What to produce — All of the entries are to be printed exactly as they appear.

Source records —
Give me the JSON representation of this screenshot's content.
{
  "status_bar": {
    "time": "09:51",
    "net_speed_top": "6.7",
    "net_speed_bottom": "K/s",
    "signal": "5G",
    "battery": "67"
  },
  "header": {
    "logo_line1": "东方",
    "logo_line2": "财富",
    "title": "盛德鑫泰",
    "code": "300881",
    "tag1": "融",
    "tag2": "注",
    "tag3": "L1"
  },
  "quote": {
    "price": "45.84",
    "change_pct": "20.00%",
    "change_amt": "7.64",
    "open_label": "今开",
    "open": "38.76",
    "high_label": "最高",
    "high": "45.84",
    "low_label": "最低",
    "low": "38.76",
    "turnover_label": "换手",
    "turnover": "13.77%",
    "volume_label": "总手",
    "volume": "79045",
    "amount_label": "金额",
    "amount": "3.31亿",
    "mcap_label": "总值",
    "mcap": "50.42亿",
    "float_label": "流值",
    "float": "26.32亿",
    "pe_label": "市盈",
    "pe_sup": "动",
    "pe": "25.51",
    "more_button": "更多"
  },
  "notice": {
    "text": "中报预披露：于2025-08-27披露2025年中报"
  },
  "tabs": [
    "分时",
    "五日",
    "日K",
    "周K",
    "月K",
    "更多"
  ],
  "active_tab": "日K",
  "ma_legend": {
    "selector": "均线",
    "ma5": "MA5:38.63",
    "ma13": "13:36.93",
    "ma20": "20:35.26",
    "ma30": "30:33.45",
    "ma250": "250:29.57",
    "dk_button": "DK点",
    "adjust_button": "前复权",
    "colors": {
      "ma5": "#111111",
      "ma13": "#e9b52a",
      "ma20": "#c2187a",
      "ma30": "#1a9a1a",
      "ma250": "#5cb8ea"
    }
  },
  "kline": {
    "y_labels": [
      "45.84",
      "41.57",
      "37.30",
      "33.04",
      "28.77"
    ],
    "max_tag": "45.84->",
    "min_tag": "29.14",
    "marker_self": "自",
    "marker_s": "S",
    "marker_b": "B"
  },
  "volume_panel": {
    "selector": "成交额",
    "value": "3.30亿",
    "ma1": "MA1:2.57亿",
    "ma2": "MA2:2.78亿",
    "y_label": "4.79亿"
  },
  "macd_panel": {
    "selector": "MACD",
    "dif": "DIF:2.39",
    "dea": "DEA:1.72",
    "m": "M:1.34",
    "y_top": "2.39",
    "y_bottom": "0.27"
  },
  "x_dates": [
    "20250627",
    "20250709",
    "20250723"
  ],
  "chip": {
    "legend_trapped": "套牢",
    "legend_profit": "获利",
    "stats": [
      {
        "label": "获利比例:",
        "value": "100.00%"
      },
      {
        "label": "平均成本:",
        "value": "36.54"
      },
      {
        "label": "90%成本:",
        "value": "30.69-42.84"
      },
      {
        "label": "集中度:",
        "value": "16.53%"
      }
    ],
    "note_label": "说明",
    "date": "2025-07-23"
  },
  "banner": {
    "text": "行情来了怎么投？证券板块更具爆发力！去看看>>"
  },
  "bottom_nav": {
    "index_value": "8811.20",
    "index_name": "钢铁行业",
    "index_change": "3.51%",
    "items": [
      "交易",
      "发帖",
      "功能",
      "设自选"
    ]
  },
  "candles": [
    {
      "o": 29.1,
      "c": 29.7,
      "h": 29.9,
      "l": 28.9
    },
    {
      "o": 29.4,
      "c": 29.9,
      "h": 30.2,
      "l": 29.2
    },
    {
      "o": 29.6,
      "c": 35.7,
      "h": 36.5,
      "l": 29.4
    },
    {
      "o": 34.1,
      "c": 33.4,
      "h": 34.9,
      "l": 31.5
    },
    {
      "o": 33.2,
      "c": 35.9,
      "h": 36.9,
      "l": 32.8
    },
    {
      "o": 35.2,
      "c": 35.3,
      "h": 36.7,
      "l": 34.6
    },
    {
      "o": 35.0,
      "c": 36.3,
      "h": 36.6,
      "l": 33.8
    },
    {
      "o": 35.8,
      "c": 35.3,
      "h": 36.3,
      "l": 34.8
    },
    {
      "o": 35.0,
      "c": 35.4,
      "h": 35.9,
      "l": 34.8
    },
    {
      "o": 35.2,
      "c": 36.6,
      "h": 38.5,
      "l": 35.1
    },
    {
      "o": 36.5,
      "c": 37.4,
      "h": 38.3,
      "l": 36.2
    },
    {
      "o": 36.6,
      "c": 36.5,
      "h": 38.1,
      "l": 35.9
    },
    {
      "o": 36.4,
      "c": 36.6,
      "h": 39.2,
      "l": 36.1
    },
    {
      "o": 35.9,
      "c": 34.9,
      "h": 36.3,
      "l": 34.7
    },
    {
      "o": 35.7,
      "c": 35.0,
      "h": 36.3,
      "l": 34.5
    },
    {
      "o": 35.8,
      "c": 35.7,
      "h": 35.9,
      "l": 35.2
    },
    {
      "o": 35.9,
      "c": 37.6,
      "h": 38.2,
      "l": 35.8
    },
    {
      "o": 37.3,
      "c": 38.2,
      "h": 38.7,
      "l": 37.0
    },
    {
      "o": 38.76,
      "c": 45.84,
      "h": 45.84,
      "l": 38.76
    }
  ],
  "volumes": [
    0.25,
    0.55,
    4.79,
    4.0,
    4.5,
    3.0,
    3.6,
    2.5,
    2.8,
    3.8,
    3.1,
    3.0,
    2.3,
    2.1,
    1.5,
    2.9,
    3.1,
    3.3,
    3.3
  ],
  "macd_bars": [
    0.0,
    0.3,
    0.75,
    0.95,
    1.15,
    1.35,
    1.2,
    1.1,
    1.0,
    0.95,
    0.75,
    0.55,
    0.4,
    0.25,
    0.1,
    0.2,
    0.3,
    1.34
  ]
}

Response area —
Give me the JSON representation of this screenshot's content.
{
  "status_bar": {
    "time": "09:51",
    "net_speed_top": "6.7",
    "net_speed_bottom": "K/s",
    "signal": "5G",
    "battery": "67"
  },
  "header": {
    "logo_line1": "东方",
    "logo_line2": "财富",
    "title": "盛德鑫泰",
    "code": "300881",
    "tag1": "融",
    "tag2": "注",
    "tag3": "L1"
  },
  "quote": {
    "price": "45.84",
    "change_pct": "20.00%",
    "change_amt": "7.64",
    "open_label": "今开",
    "open": "38.76",
    "high_label": "最高",
    "high": "45.84",
    "low_label": "最低",
    "low": "38.76",
    "turnover_label": "换手",
    "turnover": "13.77%",
    "volume_label": "总手",
    "volume": "79045",
    "amount_label": "金额",
    "amount": "3.31亿",
    "mcap_label": "总值",
    "mcap": "50.42亿",
    "float_label": "流值",
    "float": "26.32亿",
    "pe_label": "市盈",
    "pe_sup": "动",
    "pe": "25.51",
    "more_button": "更多"
  },
  "notice": {
    "text": "中报预披露：于2025-08-27披露2025年中报"
  },
  "tabs": [
    "分时",
    "五日",
    "日K",
    "周K",
    "月K",
    "更多"
  ],
  "active_tab": "日K",
  "ma_legend": {
    "selector": "均线",
    "ma5": "MA5:38.63",
    "ma13": "13:36.93",
    "ma20": "20:35.26",
    "ma30": "30:33.45",
    "ma250": "250:29.57",
    "dk_button": "DK点",
    "adjust_button": "前复权",
    "colors": {
      "ma5": "#111111",
      "ma13": "#e9b52a",
      "ma20": "#c2187a",
      "ma30": "#1a9a1a",
      "ma250": "#5cb8ea"
    }
  },
  "kline": {
    "y_labels": [
      "45.84",
      "41.57",
      "37.30",
      "33.04",
      "28.77"
    ],
    "max_tag": "45.84->",
    "min_tag": "29.14",
    "marker_self": "自",
    "marker_s": "S",
    "marker_b": "B"
  },
  "volume_panel": {
    "selector": "成交额",
    "value": "3.30亿",
    "ma1": "MA1:2.57亿",
    "ma2": "MA2:2.78亿",
    "y_label": "4.79亿"
  },
  "macd_panel": {
    "selector": "MACD",
    "dif": "DIF:2.39",
    "dea": "DEA:1.72",
    "m": "M:1.34",
    "y_top": "2.39",
    "y_bottom": "0.27"
  },
  "x_dates": [
    "20250627",
    "20250709",
    "20250723"
  ],
  "chip": {
    "legend_trapped": "套牢",
    "legend_profit": "获利",
    "stats": [
      {
        "label": "获利比例:",
        "value": "100.00%"
      },
      {
        "label": "平均成本:",
        "value": "36.54"
      },
      {
        "label": "90%成本:",
        "value": "30.69-42.84"
      },
      {
        "label": "集中度:",
        "value": "16.53%"
      }
    ],
    "note_label": "说明",
    "date": "2025-07-23"
  },
  "banner": {
    "text": "行情来了怎么投？证券板块更具爆发力！去看看>>"
  },
  "bottom_nav": {
    "index_value": "8811.20",
    "index_name": "钢铁行业",
    "index_change": "3.51%",
    "items": [
      "交易",
      "发帖",
      "功能",
      "设自选"
    ]
  },
  "candles": [
    {
      "o": 29.1,
      "c": 29.7,
      "h": 29.9,
      "l": 28.9
    },
    {
      "o": 29.4,
      "c": 29.9,
      "h": 30.2,
      "l": 29.2
    },
    {
      "o": 29.6,
      "c": 35.7,
      "h": 36.5,
      "l": 29.4
    },
    {
      "o": 34.1,
      "c": 33.4,
      "h": 34.9,
      "l": 31.5
    },
    {
      "o": 33.2,
      "c": 35.9,
      "h": 36.9,
      "l": 32.8
    },
    {
      "o": 35.2,
      "c": 35.3,
      "h": 36.7,
      "l": 34.6
    },
    {
      "o": 35.0,
      "c": 36.3,
      "h": 36.6,
      "l": 33.8
    },
    {
      "o": 35.8,
      "c": 35.3,
      "h": 36.3,
      "l": 34.8
    },
    {
      "o": 35.0,
      "c": 35.4,
      "h": 35.9,
      "l": 34.8
    },
    {
      "o": 35.2,
      "c": 36.6,
      "h": 38.5,
      "l": 35.1
    },
    {
      "o": 36.5,
      "c": 37.4,
      "h": 38.3,
      "l": 36.2
    },
    {
      "o": 36.6,
      "c": 36.5,
      "h": 38.1,
      "l": 35.9
    },
    {
      "o": 36.4,
      "c": 36.6,
      "h": 39.2,
      "l": 36.1
    },
    {
      "o": 35.9,
      "c": 34.9,
      "h": 36.3,
      "l": 34.7
    },
    {
      "o": 35.7,
      "c": 35.0,
      "h": 36.3,
      "l": 34.5
    },
    {
      "o": 35.8,
      "c": 35.7,
      "h": 35.9,
      "l": 35.2
    },
    {
      "o": 35.9,
      "c": 37.6,
      "h": 38.2,
      "l": 35.8
    },
    {
      "o": 37.3,
      "c": 38.2,
      "h": 38.7,
      "l": 37.0
    },
    {
      "o": 38.76,
      "c": 45.84,
      "h": 45.84,
      "l": 38.76
    }
  ],
  "volumes": [
    0.25,
    0.55,
    4.79,
    4.0,
    4.5,
    3.0,
    3.6,
    2.5,
    2.8,
    3.8,
    3.1,
    3.0,
    2.3,
    2.1,
    1.5,
    2.9,
    3.1,
    3.3,
    3.3
  ],
  "macd_bars": [
    0.0,
    0.3,
    0.75,
    0.95,
    1.15,
    1.35,
    1.2,
    1.1,
    1.0,
    0.95,
    0.75,
    0.55,
    0.4,
    0.25,
    0.1,
    0.2,
    0.3,
    1.34
  ]
}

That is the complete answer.